I'm convinced that the best thing Sarah and I did during our HURT 100 training, the single choice that contributed most to finishing, was pulling together a 20-mile training loop with more than 5,000' of climbing per loop -- very similar to the HURT 100's steep, gnarly course. Training day in, day out on those trails meant that on race day, we had the confidence (and the fitness) to tackle those intimidating climbs.
I'm training for another race with a lot of climbing: the Old Gabe 50k, which packs nearly 11,000' of climbing into just 32 miles. At 13% grade, mile for mile it's similar to Hardrock. So as I plan this spring's long runs, I thought I'd assemble a list of nearby climbs to use as a reference to get in as much climbing as possible.
|Trail||Elevation gain||Round-trip mileage||Average uphill grade|
|Towers Road||1,650'||6.8 miles||9.19%|
|Arthur's Rock||1,180'||3.4 miles||13.15%|
|Round Mountain||2,920'||9 miles||12.29%|
|Crosier Triple||7,200'||25.5 miles||10.7%|
|First ascent (from Drake trailhead)||2,800'||5 miles one way||10.61%|
|Second ascent (middle trailhead)||2,300'||4 miles one way||10.89%|
|Third ascent (Glen Haven trailhead)||2,000'||4 miles one way||9.47%|
Obviously, there are lots of other trails nearby -- I just thought I'd pull together a handy reference for the nearby ones that so many of us train on frequently.

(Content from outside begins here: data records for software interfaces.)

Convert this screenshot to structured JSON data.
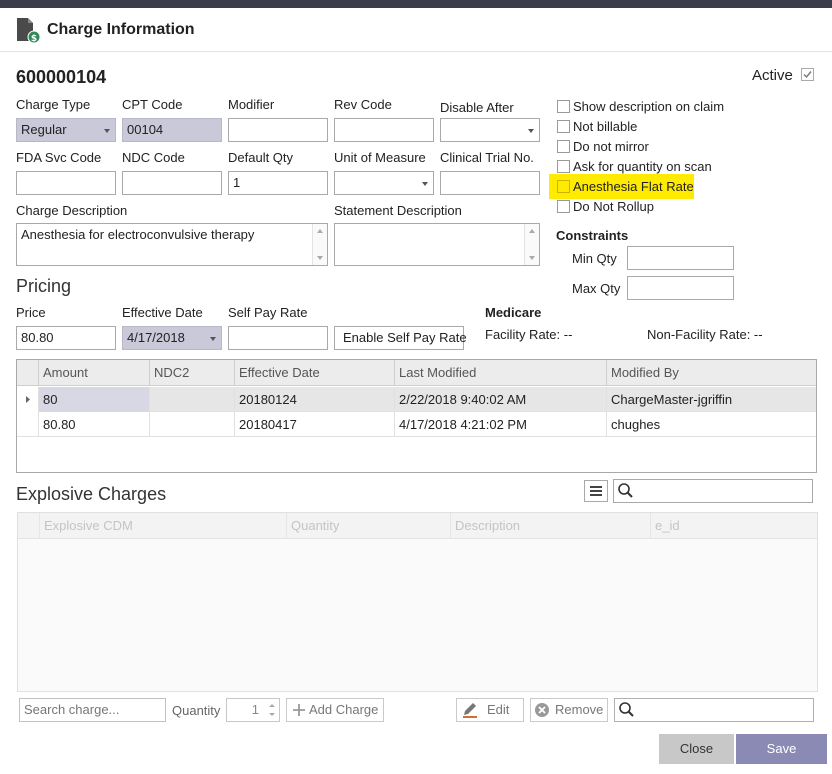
{
  "dialog": {
    "title": "Charge Information"
  },
  "charge": {
    "id": "600000104",
    "active_label": "Active",
    "active_checked": true
  },
  "fields": {
    "charge_type": {
      "label": "Charge Type",
      "value": "Regular"
    },
    "cpt_code": {
      "label": "CPT Code",
      "value": "00104"
    },
    "modifier": {
      "label": "Modifier",
      "value": ""
    },
    "rev_code": {
      "label": "Rev Code",
      "value": ""
    },
    "disable_after": {
      "label": "Disable After",
      "value": ""
    },
    "fda_svc_code": {
      "label": "FDA Svc Code",
      "value": ""
    },
    "ndc_code": {
      "label": "NDC Code",
      "value": ""
    },
    "default_qty": {
      "label": "Default Qty",
      "value": "1"
    },
    "unit_of_measure": {
      "label": "Unit of Measure",
      "value": ""
    },
    "clinical_trial_no": {
      "label": "Clinical Trial No.",
      "value": ""
    },
    "charge_description": {
      "label": "Charge Description",
      "value": "Anesthesia for electroconvulsive therapy"
    },
    "statement_description": {
      "label": "Statement Description",
      "value": ""
    }
  },
  "options": [
    {
      "label": "Show description on claim",
      "checked": false
    },
    {
      "label": "Not billable",
      "checked": false
    },
    {
      "label": "Do not mirror",
      "checked": false
    },
    {
      "label": "Ask for quantity on scan",
      "checked": false
    },
    {
      "label": "Anesthesia Flat Rate",
      "checked": false,
      "highlighted": true
    },
    {
      "label": "Do Not Rollup",
      "checked": false
    }
  ],
  "constraints": {
    "title": "Constraints",
    "min_qty_label": "Min Qty",
    "min_qty_value": "",
    "max_qty_label": "Max Qty",
    "max_qty_value": ""
  },
  "pricing": {
    "title": "Pricing",
    "price_label": "Price",
    "price_value": "80.80",
    "effective_date_label": "Effective Date",
    "effective_date_value": "4/17/2018",
    "self_pay_rate_label": "Self Pay Rate",
    "self_pay_rate_value": "",
    "enable_self_pay_button": "Enable Self Pay Rate",
    "medicare_title": "Medicare",
    "facility_rate": "Facility Rate: --",
    "non_facility_rate": "Non-Facility Rate: --"
  },
  "price_grid": {
    "columns": [
      "Amount",
      "NDC2",
      "Effective Date",
      "Last Modified",
      "Modified By"
    ],
    "rows": [
      {
        "amount": "80",
        "ndc2": "",
        "effective_date": "20180124",
        "last_modified": "2/22/2018 9:40:02 AM",
        "modified_by": "ChargeMaster-jgriffin",
        "selected": true
      },
      {
        "amount": "80.80",
        "ndc2": "",
        "effective_date": "20180417",
        "last_modified": "4/17/2018 4:21:02 PM",
        "modified_by": "chughes",
        "selected": false
      }
    ]
  },
  "explosive": {
    "title": "Explosive Charges",
    "search_placeholder": "",
    "columns": [
      "Explosive CDM",
      "Quantity",
      "Description",
      "e_id"
    ],
    "search_charge_placeholder": "Search charge...",
    "quantity_label": "Quantity",
    "quantity_value": "1",
    "add_charge_label": "Add Charge",
    "edit_label": "Edit",
    "remove_label": "Remove",
    "bottom_search_placeholder": ""
  },
  "footer": {
    "close_label": "Close",
    "save_label": "Save"
  },
  "colors": {
    "save_bg": "#8a8ab5",
    "close_bg": "#c8c8c8",
    "highlight": "#ffeb00",
    "readonly_bg": "#c9c9d9"
  }
}
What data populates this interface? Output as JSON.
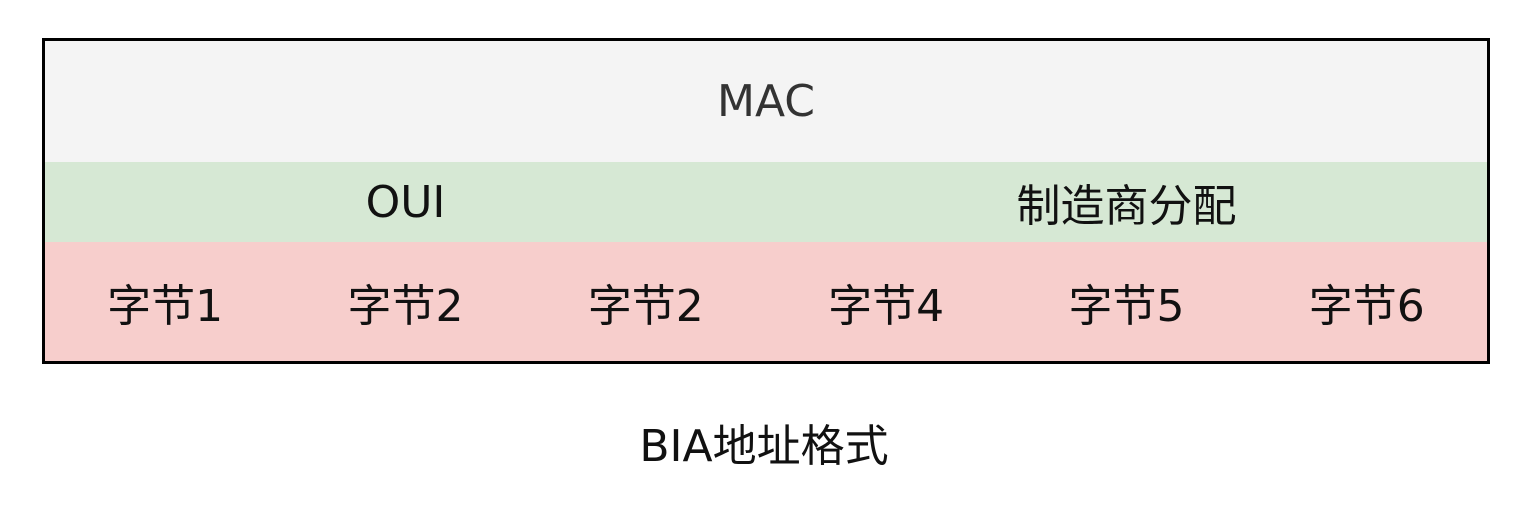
{
  "diagram": {
    "header": "MAC",
    "segments": [
      {
        "label": "OUI"
      },
      {
        "label": "制造商分配"
      }
    ],
    "bytes": [
      {
        "label": "字节1"
      },
      {
        "label": "字节2"
      },
      {
        "label": "字节2"
      },
      {
        "label": "字节4"
      },
      {
        "label": "字节5"
      },
      {
        "label": "字节6"
      }
    ],
    "caption": "BIA地址格式"
  },
  "colors": {
    "header_bg": "#f4f4f4",
    "segment_bg": "#d6e8d4",
    "bytes_bg": "#f7cecc",
    "border": "#000000"
  }
}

Feel free to forward others to me if you'd like to expand this table.
Hope this is helpful, friends; see you on the trail!